On Wednesday night, Salem played one of the most hyped London shows of the year, at Shoreditch Church courtesy of promoters Lanzarote.
Half the tickets had sold out before the gig was even announced (or something), there was talk of scouts from major labels, all sorts. Salem being Salem, of course, took this high-profile gig as an opportunity to look as non-plussed as possible. Or in Jack Donoghue [above]’s case, as hammered as possible. It’s hard to tell how much they were actually doing live; Heather basically mimed, keeping a distance from the mic so that she’d come through quieter than the vocals on the backing track. Likewise, a decent proportion of the music seemed to come from a backing track; at various points there was live guitar, synth and sampler, but God knows how much of the overall sound they accounted for. The rapping sounded really good though.
What this gig did show however, is a ton of potential for Salem’s music to do damage in the live setting.
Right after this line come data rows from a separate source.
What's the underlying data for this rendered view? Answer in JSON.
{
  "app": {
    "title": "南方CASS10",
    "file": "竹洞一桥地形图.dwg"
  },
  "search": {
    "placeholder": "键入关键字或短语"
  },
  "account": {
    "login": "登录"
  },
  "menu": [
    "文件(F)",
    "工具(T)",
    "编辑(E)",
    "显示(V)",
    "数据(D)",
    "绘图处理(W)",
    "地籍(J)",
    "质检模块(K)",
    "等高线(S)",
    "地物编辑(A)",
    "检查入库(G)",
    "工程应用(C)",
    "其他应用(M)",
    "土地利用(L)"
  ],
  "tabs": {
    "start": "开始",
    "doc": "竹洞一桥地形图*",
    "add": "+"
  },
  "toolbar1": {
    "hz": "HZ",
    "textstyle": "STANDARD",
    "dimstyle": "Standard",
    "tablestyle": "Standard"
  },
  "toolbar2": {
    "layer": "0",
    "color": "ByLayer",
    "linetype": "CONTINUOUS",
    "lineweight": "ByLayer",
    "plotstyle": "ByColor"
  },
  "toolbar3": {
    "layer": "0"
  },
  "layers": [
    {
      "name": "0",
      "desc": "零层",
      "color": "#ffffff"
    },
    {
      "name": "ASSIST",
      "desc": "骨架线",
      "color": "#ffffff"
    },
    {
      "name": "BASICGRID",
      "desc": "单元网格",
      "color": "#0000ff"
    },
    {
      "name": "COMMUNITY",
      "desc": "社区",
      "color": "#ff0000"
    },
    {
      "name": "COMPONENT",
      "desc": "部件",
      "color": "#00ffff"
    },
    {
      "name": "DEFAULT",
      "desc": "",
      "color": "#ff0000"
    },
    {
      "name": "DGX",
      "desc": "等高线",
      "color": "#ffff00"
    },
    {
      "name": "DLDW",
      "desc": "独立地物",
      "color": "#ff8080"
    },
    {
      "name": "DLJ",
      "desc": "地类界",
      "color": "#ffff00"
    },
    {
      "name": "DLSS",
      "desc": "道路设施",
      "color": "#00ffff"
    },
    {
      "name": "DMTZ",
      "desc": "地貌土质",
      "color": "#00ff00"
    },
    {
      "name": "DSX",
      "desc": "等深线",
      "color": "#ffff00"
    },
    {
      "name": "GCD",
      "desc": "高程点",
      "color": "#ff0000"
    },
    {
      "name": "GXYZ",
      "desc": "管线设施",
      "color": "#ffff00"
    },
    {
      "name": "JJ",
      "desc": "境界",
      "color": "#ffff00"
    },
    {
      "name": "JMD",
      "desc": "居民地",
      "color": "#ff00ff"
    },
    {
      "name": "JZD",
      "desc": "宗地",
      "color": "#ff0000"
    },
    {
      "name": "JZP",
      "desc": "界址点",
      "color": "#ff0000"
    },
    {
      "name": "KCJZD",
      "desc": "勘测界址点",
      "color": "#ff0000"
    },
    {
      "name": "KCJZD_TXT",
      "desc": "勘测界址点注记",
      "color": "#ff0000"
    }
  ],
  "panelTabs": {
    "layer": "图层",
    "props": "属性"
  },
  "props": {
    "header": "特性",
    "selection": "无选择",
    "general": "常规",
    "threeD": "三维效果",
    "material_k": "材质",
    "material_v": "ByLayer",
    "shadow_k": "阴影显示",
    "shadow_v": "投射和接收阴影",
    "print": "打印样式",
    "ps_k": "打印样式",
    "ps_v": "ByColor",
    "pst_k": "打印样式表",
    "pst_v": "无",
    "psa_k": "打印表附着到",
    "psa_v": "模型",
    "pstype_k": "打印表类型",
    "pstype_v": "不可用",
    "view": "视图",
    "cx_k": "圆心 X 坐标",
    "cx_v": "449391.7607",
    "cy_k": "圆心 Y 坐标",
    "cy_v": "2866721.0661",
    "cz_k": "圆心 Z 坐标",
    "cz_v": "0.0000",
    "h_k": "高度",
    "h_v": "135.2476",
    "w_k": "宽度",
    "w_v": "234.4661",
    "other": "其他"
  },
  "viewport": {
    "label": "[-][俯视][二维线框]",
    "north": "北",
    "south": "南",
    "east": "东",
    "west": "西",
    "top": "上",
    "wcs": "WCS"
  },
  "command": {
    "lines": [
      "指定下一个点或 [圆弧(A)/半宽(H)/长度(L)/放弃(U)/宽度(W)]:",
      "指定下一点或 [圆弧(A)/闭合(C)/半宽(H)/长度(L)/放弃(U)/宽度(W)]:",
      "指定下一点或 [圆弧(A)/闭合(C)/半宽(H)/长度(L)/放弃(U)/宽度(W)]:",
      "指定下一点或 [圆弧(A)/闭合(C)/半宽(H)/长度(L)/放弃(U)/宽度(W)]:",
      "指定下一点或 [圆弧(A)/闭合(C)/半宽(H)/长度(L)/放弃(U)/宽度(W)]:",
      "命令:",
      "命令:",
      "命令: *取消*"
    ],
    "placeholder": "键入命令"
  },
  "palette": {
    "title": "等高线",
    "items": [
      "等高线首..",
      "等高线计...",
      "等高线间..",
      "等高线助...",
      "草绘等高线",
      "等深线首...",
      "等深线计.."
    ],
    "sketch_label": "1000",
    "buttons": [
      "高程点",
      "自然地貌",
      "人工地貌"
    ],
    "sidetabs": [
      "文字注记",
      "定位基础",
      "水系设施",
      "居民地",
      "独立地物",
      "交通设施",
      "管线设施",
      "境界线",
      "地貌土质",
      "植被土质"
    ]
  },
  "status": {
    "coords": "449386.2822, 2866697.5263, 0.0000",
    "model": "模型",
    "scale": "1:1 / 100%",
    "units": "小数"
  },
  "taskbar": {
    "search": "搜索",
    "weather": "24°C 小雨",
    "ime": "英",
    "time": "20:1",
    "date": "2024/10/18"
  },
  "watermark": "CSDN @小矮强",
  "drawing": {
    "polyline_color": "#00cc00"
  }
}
The majority of King Night is so multi-layered and dense that translating it to the stage isn’t going to come without hard work – and maybe it can’t come without additional live musicians – but there were moments when it sounded blistering. That’s without the volume that you could get in a proper music venue; visually Shoreditch Church was the perfect setting for Salem’s songs, which already sound buried alive, but you can’t turn things up too loud in buildings that date back to the 1700s. At double the decibels, this would have sounded incredible.
Still, for Salem fans, seeing the live versions of these tracks in embryonic form must have been pretty special. The majority of the set came from King Night; you had ‘Traxx’, ‘Frost’, ‘Redlights’ and ‘Killer’, while ‘Tent’, made famous by that infamous performance at a Fader show last year, closed proceedings. In between, there was non-album (new?) material that sounded promising. It’ll sound even better when they come over next time.
Photo credit: Teddy Fitzhugh for Vice